Knowing that Gonzo has had some shabby looking productions in the past, this one is no different. Awful as the animations are for details like character movement and facial expressions, the artwork in itself is decent. Not the biggest fan the halation effects used in some the scenes, the environmental areas that visited are least pleasing to the eye if a little dull. Character designs are another area that isn’t too bad and at least helps in differentiation between a few with the same face syndrome. Music is another area where the series is also rather average but can say that the tracks are fitting if nothing else. Airing no Netflix, an English and Japanese voice over option is included. Finding nothing of major contextual difference or change, either is a safe bet.
As aforementioned, with season one leaving us at volume 16 of the manga and the episode itself ending on an extended thought, there is still more of the story to get through. Hating that Netflix’s seems like a stranger to the content it owns with no additional information, it might very well be until next season or near the end of the year to see how things progress. Despite having a relatively positive reception so far, I’m still in no desperate state to see how this all pans out. Here is to an interesting ride ahead….hopefully…

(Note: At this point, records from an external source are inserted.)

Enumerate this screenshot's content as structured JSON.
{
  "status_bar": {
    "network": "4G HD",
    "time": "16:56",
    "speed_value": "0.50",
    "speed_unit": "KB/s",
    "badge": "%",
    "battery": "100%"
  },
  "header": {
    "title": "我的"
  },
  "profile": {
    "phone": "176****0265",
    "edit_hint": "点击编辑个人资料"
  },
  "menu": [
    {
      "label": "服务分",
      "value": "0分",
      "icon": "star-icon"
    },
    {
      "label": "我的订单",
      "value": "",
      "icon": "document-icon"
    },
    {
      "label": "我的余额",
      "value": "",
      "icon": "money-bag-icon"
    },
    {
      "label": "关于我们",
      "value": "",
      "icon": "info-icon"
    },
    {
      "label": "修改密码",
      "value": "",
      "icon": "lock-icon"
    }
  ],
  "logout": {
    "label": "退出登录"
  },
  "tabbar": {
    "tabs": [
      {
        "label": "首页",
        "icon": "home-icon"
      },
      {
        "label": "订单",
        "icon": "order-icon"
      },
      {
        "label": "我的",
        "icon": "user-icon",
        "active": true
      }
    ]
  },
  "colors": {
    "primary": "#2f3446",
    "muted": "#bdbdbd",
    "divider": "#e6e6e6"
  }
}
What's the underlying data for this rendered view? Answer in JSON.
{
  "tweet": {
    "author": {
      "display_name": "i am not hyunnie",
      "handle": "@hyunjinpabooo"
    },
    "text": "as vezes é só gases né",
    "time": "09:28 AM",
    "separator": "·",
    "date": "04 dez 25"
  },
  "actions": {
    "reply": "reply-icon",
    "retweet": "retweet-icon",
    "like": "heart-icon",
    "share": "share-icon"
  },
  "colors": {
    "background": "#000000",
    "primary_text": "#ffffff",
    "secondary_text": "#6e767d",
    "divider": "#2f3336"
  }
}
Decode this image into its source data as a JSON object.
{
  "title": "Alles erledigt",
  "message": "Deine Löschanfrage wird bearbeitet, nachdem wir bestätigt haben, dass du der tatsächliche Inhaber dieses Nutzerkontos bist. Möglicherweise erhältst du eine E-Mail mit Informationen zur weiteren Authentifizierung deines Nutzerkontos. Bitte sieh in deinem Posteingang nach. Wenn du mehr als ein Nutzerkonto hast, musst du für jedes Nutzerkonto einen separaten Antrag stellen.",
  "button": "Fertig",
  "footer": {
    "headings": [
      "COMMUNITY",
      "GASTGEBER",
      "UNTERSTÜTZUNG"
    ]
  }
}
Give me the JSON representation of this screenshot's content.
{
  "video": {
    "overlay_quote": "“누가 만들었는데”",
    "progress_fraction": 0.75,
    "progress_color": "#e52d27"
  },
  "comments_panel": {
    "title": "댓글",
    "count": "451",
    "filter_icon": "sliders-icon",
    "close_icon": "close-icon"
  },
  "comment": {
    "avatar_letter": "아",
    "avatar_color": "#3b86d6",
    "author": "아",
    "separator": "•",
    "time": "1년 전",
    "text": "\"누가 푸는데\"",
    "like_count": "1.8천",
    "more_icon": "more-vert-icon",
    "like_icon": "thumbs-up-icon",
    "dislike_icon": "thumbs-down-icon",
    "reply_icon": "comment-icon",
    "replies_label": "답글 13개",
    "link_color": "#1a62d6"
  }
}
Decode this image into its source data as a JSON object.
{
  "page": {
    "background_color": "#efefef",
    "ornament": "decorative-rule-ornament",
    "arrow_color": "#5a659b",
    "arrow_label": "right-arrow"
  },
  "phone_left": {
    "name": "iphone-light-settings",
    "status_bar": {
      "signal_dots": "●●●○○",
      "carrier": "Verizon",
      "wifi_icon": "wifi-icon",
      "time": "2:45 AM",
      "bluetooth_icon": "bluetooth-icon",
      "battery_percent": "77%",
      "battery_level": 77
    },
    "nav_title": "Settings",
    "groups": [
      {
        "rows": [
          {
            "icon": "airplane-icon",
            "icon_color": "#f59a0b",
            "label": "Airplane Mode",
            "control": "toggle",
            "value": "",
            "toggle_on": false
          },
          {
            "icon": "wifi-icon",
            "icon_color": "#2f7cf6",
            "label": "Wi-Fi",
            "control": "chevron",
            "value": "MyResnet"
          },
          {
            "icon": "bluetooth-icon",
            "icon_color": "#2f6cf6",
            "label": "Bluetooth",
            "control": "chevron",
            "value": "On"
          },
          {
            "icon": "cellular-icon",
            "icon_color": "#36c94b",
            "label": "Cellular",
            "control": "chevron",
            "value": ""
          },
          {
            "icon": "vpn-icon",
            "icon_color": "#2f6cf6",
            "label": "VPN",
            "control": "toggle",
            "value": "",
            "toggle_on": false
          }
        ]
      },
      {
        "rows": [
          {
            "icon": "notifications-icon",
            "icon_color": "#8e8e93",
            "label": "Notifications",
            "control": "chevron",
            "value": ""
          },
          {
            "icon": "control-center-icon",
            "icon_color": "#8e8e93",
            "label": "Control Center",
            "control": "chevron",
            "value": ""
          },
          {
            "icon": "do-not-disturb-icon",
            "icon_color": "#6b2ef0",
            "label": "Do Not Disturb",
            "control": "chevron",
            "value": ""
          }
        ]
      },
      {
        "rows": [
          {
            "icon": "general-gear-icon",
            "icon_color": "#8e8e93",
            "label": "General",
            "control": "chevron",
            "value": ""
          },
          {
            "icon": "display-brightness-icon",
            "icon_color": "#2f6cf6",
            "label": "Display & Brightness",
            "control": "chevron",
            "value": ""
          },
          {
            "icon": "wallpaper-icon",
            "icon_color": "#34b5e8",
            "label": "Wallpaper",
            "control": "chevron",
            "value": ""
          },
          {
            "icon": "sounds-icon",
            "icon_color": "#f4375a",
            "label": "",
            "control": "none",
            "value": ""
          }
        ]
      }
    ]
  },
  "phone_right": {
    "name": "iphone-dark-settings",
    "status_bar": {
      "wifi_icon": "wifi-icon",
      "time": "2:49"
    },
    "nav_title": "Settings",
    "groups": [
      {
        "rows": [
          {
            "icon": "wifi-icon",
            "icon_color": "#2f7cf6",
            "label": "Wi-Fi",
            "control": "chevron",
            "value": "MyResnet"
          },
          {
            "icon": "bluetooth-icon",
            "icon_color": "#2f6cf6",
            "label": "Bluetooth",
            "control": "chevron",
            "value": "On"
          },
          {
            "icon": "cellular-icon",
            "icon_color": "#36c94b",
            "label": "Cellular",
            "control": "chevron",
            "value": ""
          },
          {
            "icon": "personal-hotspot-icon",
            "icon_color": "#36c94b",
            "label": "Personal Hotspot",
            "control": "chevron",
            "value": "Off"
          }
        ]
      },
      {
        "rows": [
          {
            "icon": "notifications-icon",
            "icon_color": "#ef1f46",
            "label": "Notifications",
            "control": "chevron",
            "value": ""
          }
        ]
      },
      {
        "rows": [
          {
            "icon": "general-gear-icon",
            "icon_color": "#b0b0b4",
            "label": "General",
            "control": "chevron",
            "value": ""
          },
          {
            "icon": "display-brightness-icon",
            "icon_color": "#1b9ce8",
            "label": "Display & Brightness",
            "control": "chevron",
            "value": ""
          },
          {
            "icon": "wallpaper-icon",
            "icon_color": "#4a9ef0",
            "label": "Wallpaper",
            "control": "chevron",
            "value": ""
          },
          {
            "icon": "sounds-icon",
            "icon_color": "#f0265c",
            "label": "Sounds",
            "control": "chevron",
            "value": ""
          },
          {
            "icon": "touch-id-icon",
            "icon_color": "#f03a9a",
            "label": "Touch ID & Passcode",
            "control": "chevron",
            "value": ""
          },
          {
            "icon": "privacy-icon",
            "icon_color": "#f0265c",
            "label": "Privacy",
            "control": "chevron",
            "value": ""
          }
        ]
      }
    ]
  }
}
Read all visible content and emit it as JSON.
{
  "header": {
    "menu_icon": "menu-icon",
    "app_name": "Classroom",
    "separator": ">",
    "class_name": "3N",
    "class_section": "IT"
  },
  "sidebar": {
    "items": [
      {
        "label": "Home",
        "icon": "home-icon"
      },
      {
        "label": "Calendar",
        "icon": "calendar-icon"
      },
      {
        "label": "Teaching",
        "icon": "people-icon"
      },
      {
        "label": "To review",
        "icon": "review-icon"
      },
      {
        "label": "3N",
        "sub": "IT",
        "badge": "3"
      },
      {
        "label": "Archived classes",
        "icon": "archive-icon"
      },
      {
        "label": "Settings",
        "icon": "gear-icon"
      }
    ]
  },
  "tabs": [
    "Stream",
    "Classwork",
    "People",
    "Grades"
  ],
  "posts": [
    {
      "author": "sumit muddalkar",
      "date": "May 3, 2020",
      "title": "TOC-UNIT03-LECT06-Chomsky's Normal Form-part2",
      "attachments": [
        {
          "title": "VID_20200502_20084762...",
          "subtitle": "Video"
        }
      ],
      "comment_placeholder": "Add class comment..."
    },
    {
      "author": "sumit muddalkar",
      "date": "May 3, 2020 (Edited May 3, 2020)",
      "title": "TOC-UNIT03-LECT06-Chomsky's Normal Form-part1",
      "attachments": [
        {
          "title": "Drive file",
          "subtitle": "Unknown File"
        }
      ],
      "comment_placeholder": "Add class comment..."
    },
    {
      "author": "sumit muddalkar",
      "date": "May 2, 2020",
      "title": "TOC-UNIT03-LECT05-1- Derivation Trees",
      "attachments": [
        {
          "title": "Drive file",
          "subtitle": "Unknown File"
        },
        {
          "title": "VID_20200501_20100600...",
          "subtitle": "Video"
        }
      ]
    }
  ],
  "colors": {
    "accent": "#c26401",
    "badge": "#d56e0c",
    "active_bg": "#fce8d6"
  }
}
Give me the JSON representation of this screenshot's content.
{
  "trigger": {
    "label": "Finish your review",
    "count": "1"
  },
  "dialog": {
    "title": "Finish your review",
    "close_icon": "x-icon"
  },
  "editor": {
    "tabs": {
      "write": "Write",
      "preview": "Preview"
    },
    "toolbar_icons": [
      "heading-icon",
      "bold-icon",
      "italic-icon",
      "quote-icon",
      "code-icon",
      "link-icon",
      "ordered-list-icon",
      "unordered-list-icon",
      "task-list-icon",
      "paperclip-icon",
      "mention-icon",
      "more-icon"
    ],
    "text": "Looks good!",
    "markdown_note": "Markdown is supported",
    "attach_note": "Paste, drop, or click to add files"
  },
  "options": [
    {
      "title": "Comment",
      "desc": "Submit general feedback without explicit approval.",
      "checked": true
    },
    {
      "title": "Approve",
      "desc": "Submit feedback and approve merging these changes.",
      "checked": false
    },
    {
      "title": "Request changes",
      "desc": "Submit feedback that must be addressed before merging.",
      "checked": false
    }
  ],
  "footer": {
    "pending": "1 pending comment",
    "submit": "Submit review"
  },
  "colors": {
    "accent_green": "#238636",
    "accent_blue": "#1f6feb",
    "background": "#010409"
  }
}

Final Verdict: Bold, brutal, and beautiful, Yumi Tamura debut work fully comes to life with this anime adaptation. Plagued with some less than stellar directing choices and supported by others along with solid writing, the first season of 7 Seeds is thrilling but does feel like it is holding a lot back to and should be more than what it is now. Were it can’t thrive on characters or momentum alone, it at least has enough pushing forward to make it serviceable and cover some of the shortcomings in plain view.